"It's already behind us," forward Alex Burrows said.
On Thursday night in Chicago, the Blackhawks' Martin Havlat tied it with 2:44 left, and Andrew Ladd scored early in overtime.
"We flew home last night and we're ready to go now," Burrows said. "It's a best two out of three, and when we faced adversity before we've responded well."
The Canucks say they also have to look forward on the ice, spending more time pushing into the Chicago end and less backing up into their own zone.
Vancouver has led in all four games, but blown leads three times.
The Canucks sat back and watched the talented young Blackhawks erase three- and two-goal leads while splitting the first two games in Vancouver. They continued to press and build on an early lead to win Game 3, but tried to nurse a one-goal cushion in Game 4, doing so until a late breakdown allowed Havlat to score.
"Losing that late was tough," Canucks forward Mats Sundin said. "But that's what the playoffs are about, how you respond after a loss, how your next performance is. Every time you are knocked down you have to bounce back even higher."

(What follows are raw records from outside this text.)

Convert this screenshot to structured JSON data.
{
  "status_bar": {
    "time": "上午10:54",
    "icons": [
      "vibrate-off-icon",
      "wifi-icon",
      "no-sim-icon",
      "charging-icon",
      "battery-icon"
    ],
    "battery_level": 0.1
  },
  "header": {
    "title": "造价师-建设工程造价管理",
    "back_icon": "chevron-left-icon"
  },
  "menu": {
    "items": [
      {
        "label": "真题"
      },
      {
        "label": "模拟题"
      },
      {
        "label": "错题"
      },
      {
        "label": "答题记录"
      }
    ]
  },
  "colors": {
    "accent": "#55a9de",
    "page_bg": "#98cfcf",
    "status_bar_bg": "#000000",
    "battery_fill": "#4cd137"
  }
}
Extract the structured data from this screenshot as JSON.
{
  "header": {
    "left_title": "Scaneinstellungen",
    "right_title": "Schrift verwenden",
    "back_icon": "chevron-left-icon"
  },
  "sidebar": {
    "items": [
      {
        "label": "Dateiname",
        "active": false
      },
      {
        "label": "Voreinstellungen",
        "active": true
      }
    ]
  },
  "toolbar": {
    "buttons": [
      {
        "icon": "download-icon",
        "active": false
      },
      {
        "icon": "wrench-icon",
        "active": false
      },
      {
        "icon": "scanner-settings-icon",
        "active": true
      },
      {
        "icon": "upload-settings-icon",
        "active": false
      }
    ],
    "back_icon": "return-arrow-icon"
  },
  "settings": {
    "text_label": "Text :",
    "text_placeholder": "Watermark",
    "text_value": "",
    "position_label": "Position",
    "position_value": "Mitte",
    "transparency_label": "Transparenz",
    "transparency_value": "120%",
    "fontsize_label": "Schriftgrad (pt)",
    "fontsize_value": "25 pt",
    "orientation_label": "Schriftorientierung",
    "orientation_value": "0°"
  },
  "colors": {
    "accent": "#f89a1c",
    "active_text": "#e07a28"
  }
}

They can't get much lower on the shot clock. The Canucks managed 15 shots Thursday, a franchise playoff record for futility, as they retreated into the neutral zone to try to shut down Chicago.
"As a team, 15 shots is not good enough," top-line forward Daniel Sedin said. "It's a fine line and last game we played too defensive. We've got to get better offensively, but at the same time we were 2 1/2 minutes from being up 3-1, so it has worked."
Don't expect it to change.
Vancouver knows it can't go back to trading chances with the speedy Blackhawks, which cost it leads in Games 1 and 2. The Canucks' ability to slow Chicago, to take away time and space through the neutral zone and limit long passes out of the Blackhawks end, was key to winning Game 3 on the road, and keeping them off the scoreboard for 57 minutes of Game 4.
"We want to extend the lead, keep pushing the pace," Burrows said. "We can't sit back. We can't trade chances. But if we play well defensively, keep pushing the pace and make their D turn, that's how we're going to create offense."
The Canucks held meetings and a sparsely attended optional practice on Friday, while the Blackhawks took the day off to travel back to Vancouver. In a series filled with momentum swings within each game, neither side expected the late turnaround in Game 4 to mean much when they dropped the puck for Game 5.
Chicago rallied from a three-goal third period deficit in Game 1 only to lose with 1:13 left, then rallied from an early two-goal hole to win Game 2. About the only thing that hasn't happened is the Blackhawks scoring first.
"I'd like to find out what we're going to be like playing with the lead," coach Joel Quenneville said Thursday night. "The momentum in this series has been pretty remarkable."
Notes: Canucks D Kevin Bieksa, who left early in overtime Thursday and was spotted limping after the game, said he will play Saturday, calling it a "lower-body injury, but "nothing serious." D Sami Salo, who hasn't played since sustaining an unidentified lower-body injury after scoring early in Game 2, practiced Friday, but coach Alain Vigneault said he's still day-to-day. Game 6 is in Chicago on Monday night, but Game 7, if necessary, isn't until Thursday night.